◆ **DATA TO EXAMINE**:
....................
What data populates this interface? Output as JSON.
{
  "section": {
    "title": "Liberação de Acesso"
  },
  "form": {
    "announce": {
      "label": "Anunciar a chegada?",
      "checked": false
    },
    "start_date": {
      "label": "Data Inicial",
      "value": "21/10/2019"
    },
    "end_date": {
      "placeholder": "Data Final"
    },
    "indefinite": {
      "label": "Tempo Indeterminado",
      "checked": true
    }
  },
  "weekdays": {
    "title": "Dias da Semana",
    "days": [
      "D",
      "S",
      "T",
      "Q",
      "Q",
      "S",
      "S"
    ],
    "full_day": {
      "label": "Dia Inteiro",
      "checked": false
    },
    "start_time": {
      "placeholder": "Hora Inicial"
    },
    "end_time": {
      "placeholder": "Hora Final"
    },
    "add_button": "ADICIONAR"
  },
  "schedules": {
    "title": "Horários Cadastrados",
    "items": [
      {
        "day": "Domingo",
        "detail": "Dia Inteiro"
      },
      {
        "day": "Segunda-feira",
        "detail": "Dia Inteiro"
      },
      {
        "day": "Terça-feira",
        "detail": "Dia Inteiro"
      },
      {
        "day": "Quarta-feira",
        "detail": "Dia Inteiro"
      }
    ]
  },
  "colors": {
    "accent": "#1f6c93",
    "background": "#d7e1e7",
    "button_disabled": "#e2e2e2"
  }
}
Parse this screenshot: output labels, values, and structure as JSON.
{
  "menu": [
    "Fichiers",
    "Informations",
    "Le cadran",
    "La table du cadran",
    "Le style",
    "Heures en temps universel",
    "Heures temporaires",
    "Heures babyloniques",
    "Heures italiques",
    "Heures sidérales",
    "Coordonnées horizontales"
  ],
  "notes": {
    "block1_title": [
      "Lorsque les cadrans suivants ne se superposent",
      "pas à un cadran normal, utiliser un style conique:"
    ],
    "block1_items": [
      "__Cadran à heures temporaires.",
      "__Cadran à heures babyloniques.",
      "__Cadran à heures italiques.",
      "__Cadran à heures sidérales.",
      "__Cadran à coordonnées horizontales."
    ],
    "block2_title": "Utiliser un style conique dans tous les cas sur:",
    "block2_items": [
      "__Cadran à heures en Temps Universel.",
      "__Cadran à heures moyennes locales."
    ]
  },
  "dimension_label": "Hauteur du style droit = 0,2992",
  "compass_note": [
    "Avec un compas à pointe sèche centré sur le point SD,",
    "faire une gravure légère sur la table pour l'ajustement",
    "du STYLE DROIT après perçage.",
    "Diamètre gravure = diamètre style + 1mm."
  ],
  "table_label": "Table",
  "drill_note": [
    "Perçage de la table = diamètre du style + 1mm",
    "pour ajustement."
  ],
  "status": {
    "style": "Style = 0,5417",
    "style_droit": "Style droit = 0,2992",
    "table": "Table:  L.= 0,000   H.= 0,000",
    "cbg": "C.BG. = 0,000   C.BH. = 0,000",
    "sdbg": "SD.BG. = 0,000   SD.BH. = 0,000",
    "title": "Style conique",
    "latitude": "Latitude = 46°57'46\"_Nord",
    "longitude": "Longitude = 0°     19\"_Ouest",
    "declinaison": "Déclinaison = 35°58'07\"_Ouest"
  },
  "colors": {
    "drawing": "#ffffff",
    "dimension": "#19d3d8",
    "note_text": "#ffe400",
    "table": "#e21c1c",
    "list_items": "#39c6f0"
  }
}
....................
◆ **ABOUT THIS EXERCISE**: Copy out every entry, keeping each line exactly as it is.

◆ **EXPECTED OUTPUT**:
What data populates this interface? Output as JSON.
{
  "section": {
    "title": "Liberação de Acesso"
  },
  "form": {
    "announce": {
      "label": "Anunciar a chegada?",
      "checked": false
    },
    "start_date": {
      "label": "Data Inicial",
      "value": "21/10/2019"
    },
    "end_date": {
      "placeholder": "Data Final"
    },
    "indefinite": {
      "label": "Tempo Indeterminado",
      "checked": true
    }
  },
  "weekdays": {
    "title": "Dias da Semana",
    "days": [
      "D",
      "S",
      "T",
      "Q",
      "Q",
      "S",
      "S"
    ],
    "full_day": {
      "label": "Dia Inteiro",
      "checked": false
    },
    "start_time": {
      "placeholder": "Hora Inicial"
    },
    "end_time": {
      "placeholder": "Hora Final"
    },
    "add_button": "ADICIONAR"
  },
  "schedules": {
    "title": "Horários Cadastrados",
    "items": [
      {
        "day": "Domingo",
        "detail": "Dia Inteiro"
      },
      {
        "day": "Segunda-feira",
        "detail": "Dia Inteiro"
      },
      {
        "day": "Terça-feira",
        "detail": "Dia Inteiro"
      },
      {
        "day": "Quarta-feira",
        "detail": "Dia Inteiro"
      }
    ]
  },
  "colors": {
    "accent": "#1f6c93",
    "background": "#d7e1e7",
    "button_disabled": "#e2e2e2"
  }
}
Parse this screenshot: output labels, values, and structure as JSON.
{
  "menu": [
    "Fichiers",
    "Informations",
    "Le cadran",
    "La table du cadran",
    "Le style",
    "Heures en temps universel",
    "Heures temporaires",
    "Heures babyloniques",
    "Heures italiques",
    "Heures sidérales",
    "Coordonnées horizontales"
  ],
  "notes": {
    "block1_title": [
      "Lorsque les cadrans suivants ne se superposent",
      "pas à un cadran normal, utiliser un style conique:"
    ],
    "block1_items": [
      "__Cadran à heures temporaires.",
      "__Cadran à heures babyloniques.",
      "__Cadran à heures italiques.",
      "__Cadran à heures sidérales.",
      "__Cadran à coordonnées horizontales."
    ],
    "block2_title": "Utiliser un style conique dans tous les cas sur:",
    "block2_items": [
      "__Cadran à heures en Temps Universel.",
      "__Cadran à heures moyennes locales."
    ]
  },
  "dimension_label": "Hauteur du style droit = 0,2992",
  "compass_note": [
    "Avec un compas à pointe sèche centré sur le point SD,",
    "faire une gravure légère sur la table pour l'ajustement",
    "du STYLE DROIT après perçage.",
    "Diamètre gravure = diamètre style + 1mm."
  ],
  "table_label": "Table",
  "drill_note": [
    "Perçage de la table = diamètre du style + 1mm",
    "pour ajustement."
  ],
  "status": {
    "style": "Style = 0,5417",
    "style_droit": "Style droit = 0,2992",
    "table": "Table:  L.= 0,000   H.= 0,000",
    "cbg": "C.BG. = 0,000   C.BH. = 0,000",
    "sdbg": "SD.BG. = 0,000   SD.BH. = 0,000",
    "title": "Style conique",
    "latitude": "Latitude = 46°57'46\"_Nord",
    "longitude": "Longitude = 0°     19\"_Ouest",
    "declinaison": "Déclinaison = 35°58'07\"_Ouest"
  },
  "colors": {
    "drawing": "#ffffff",
    "dimension": "#19d3d8",
    "note_text": "#ffe400",
    "table": "#e21c1c",
    "list_items": "#39c6f0"
  }
}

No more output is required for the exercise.